CWD infected deer B cells and platelets harbor prion infectivity in the blood
Posted Mar 19 2010 11:25am
J. Virol. doi:10.1128/JVI.02169-09 Copyright (c) 2010, American Society for Microbiology and/or the Listed Authors/Institutions. All Rights Reserved.
B cells and platelets harbor prion infectivity in the blood of CWD–infected deer.
Candace K. Mathiason, Jeanette Hayes-Klug, Sheila A. Hays, Jenny Powers, David A. Osborn, Sallie J. Dahmes, Karl V. Miller, Robert J. Warren, Gary L. Mason, Glenn C. Telling, Alan C. Young, and Edward A. Hoover* Department of Microbiology, Immunology and Pathology, Colorado State University, Fort Collins, CO, USA; National Park Service, Fort Collins, CO, USA; Warnell School of Forestry and Natural Resources, University of Georgia, Athens, GA, USA; WASCO Inc., Monroe, GA, USA; University of Kentucky Medical Center, Lexington, KY, USA; South Dakota State University, Brookings, SD, USA
* To whom correspondence should be addressed. Email: Edward.Hoover@ColoState.EDU.
Substantial evidence for prion transmission via blood transfusion exists for many TSE diseases. Determining which cell phenotype(s) are responsible for trafficking infectivity has important implications in understanding dissemination of prions as well as their detection and elimination from blood products. We used bioassay studies in the native white-tailed deer and transgenic cervidized mice to determine: (a) if chronic wasting disease (CWD) blood infectivity is associated with the cellular vs. the cell-free/plasma fraction of blood, and (b) in particular if B cell (MAb2-104+), platelet (CD41/61+) or CD14+ monocyte blood cell phenotypes harbor infectious prions. All four deer transfused with the blood mononuclear cell fraction from CWD+ donor deer became PrPCWD-positive by 19 months post inoculation, whereas none of the deer (0/4) inoculated with the same source cell-free plasma developed prion infection. All deer (4/4) injected with B cells, and 3/4 deer receiving platelets from CWD+ donor deer became PrPCWD-positive in as little as 6 months post inoculation, whereas none (0/4) deer receiving blood CD14+ monocytes developed evidence of CWD infection (immunohistochemistry and western blot analysis) after 19 months of observation. Results of the Tg(cerPrP)mouse bioassays mirrored those in the native cervid host. These results indicate that CWD blood infectivity is cell-associated and suggest a significant role for B cells and platelets in trafficking CWD infectivity in vivo and support earlier tissue-based studies associating putative follicular B cells with PrPCWD. Localization of CWD infectivity with leukocyte subpopulations may aid in enhancing sensitivity of blood-based diagnostic assays for CWD and other TSEs.

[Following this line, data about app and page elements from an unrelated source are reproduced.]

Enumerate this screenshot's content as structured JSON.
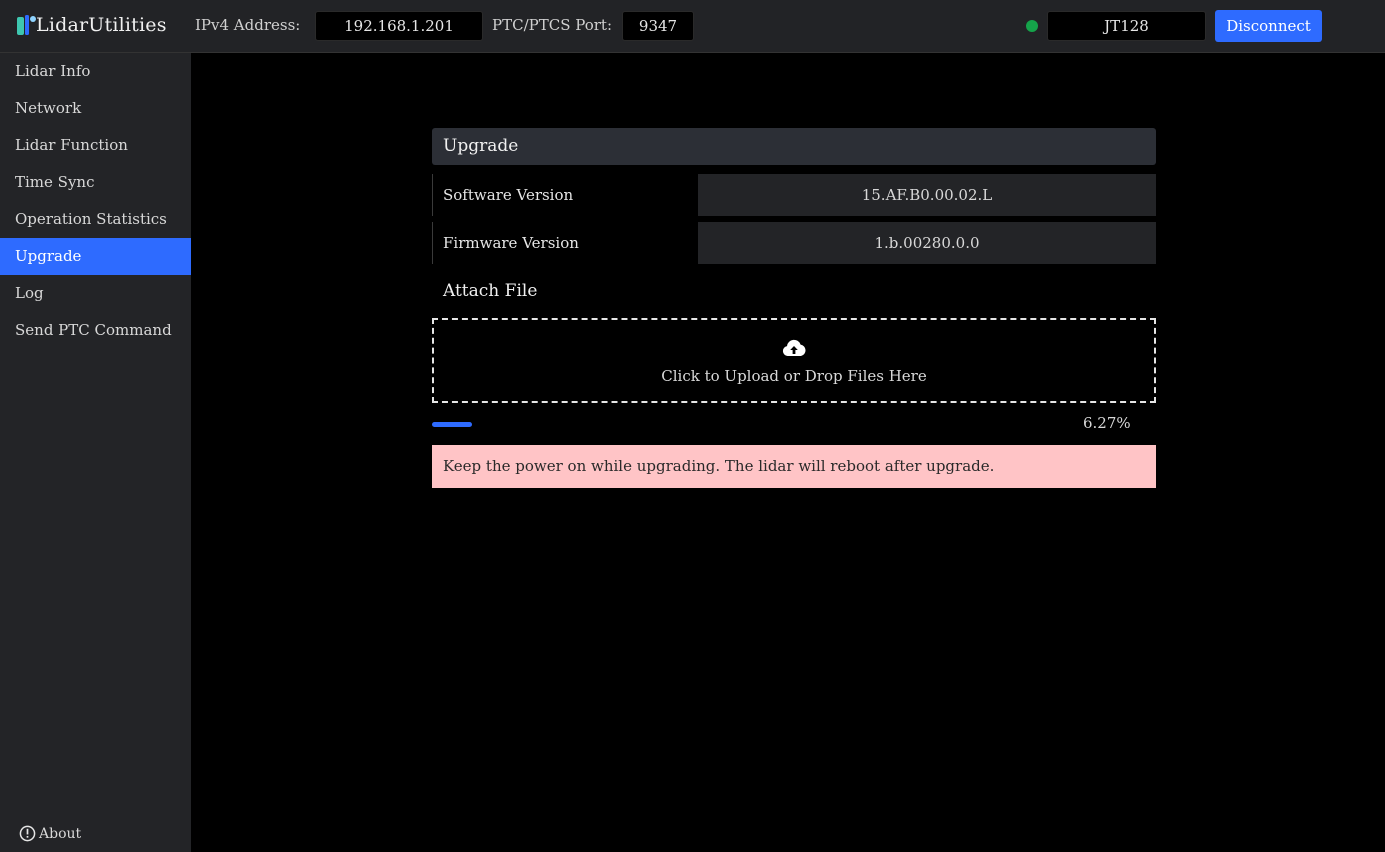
{
  "header": {
    "app_name": "LidarUtilities",
    "ip_label": "IPv4 Address:",
    "ip_value": "192.168.1.201",
    "port_label": "PTC/PTCS Port:",
    "port_value": "9347",
    "device_model": "JT128",
    "connection_status_color": "#15a34a",
    "disconnect_label": "Disconnect"
  },
  "sidebar": {
    "items": [
      {
        "label": "Lidar Info"
      },
      {
        "label": "Network"
      },
      {
        "label": "Lidar Function"
      },
      {
        "label": "Time Sync"
      },
      {
        "label": "Operation Statistics"
      },
      {
        "label": "Upgrade",
        "active": true
      },
      {
        "label": "Log"
      },
      {
        "label": "Send PTC Command"
      }
    ],
    "about_label": "About"
  },
  "upgrade": {
    "title": "Upgrade",
    "software_version_label": "Software Version",
    "software_version": "15.AF.B0.00.02.L",
    "firmware_version_label": "Firmware Version",
    "firmware_version": "1.b.00280.0.0",
    "attach_file_label": "Attach File",
    "upload_text": "Click to Upload or Drop Files Here",
    "progress_percent": 6.27,
    "progress_text": "6.27%",
    "warning_text": "Keep the power on while upgrading. The lidar will reboot after upgrade."
  },
  "colors": {
    "accent": "#2e6bff",
    "warning_bg": "#ffc4c6",
    "status_connected": "#15a34a"
  },
  "icons": {
    "logo": "lidar-logo-icon",
    "upload": "cloud-upload-icon",
    "about": "info-circle-icon"
  }
}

In Confidence - Perceptions of unconventional slow virus diseases of animals in the USA - APRIL-MAY 1989 - G A H Wells
3. Prof. A Robertson gave a brief account of BSE. The US approach was to accord it a very low profile indeed. Dr. A Thiermann showed the picture in the ''Independent'' with cattle being incinerated and thought this was a fanatical incident to be avoided in the US at all costs. BSE was not reported in the USA.
CWD occurred principally in two locations, this one at Sybille and in a similar faccility at Fort Collins, Colorado, some 120 miles southwest. It was estimated that in total probably 60-70 cases of CWD have occurred.

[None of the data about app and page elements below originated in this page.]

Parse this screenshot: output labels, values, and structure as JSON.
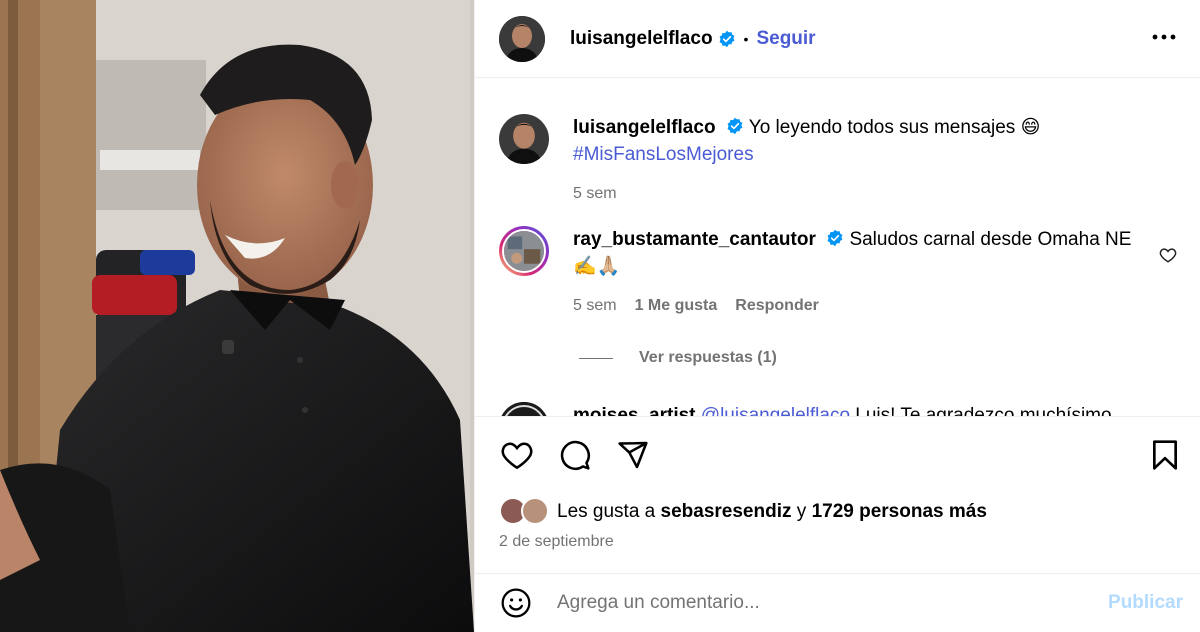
{
  "post": {
    "author": "luisangelelflaco",
    "follow_label": "Seguir",
    "separator": "•"
  },
  "caption": {
    "username": "luisangelelflaco",
    "text": "Yo leyendo todos sus mensajes 😄",
    "hashtag": "#MisFansLosMejores",
    "time": "5 sem"
  },
  "comments": [
    {
      "username": "ray_bustamante_cantautor",
      "text": "Saludos carnal desde Omaha NE",
      "emojis": "✍️🙏🏼",
      "time": "5 sem",
      "likes": "1 Me gusta",
      "reply_label": "Responder",
      "view_replies": "Ver respuestas (1)"
    },
    {
      "username": "moises_artist",
      "mention": "@luisangelelflaco",
      "text": "Luis! Te agradezco muchísimo"
    }
  ],
  "likes": {
    "prefix": "Les gusta a",
    "user": "sebasresendiz",
    "joiner": "y",
    "others": "1729 personas más"
  },
  "date": "2 de septiembre",
  "input": {
    "placeholder": "Agrega un comentario...",
    "publish_label": "Publicar"
  },
  "icons": [
    "more-icon",
    "verified-icon",
    "heart-icon",
    "comment-icon",
    "share-icon",
    "bookmark-icon",
    "emoji-icon"
  ],
  "colors": {
    "link": "#4a5bd4",
    "follow": "#0095f6",
    "verified": "#0095f6",
    "muted": "#737373",
    "publish_disabled": "#b3dbff"
  }
}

It was difficult to gain a clear account of incidence and temporal sequence of events (-this presumably is data awaiting publication - see below) but during the period 1981-1984, 10-15 cases occurred at the Sybille facility.
The moribidity amongst mule deer in the facilities ie. those of the natural potentially exposed group has been about 90% with 100% mortality.
Spraker suggested an interesting explanation for the occurrence of CWD. The deer pens at the Foot Hills Campus were built some 30-40 years ago by a Dr. Bob Davis. At or abut that time, allegedly, some scrapie work was conducted at this site. When deer were introduced to the pens they occupied ground that had previously been occupied by sheep.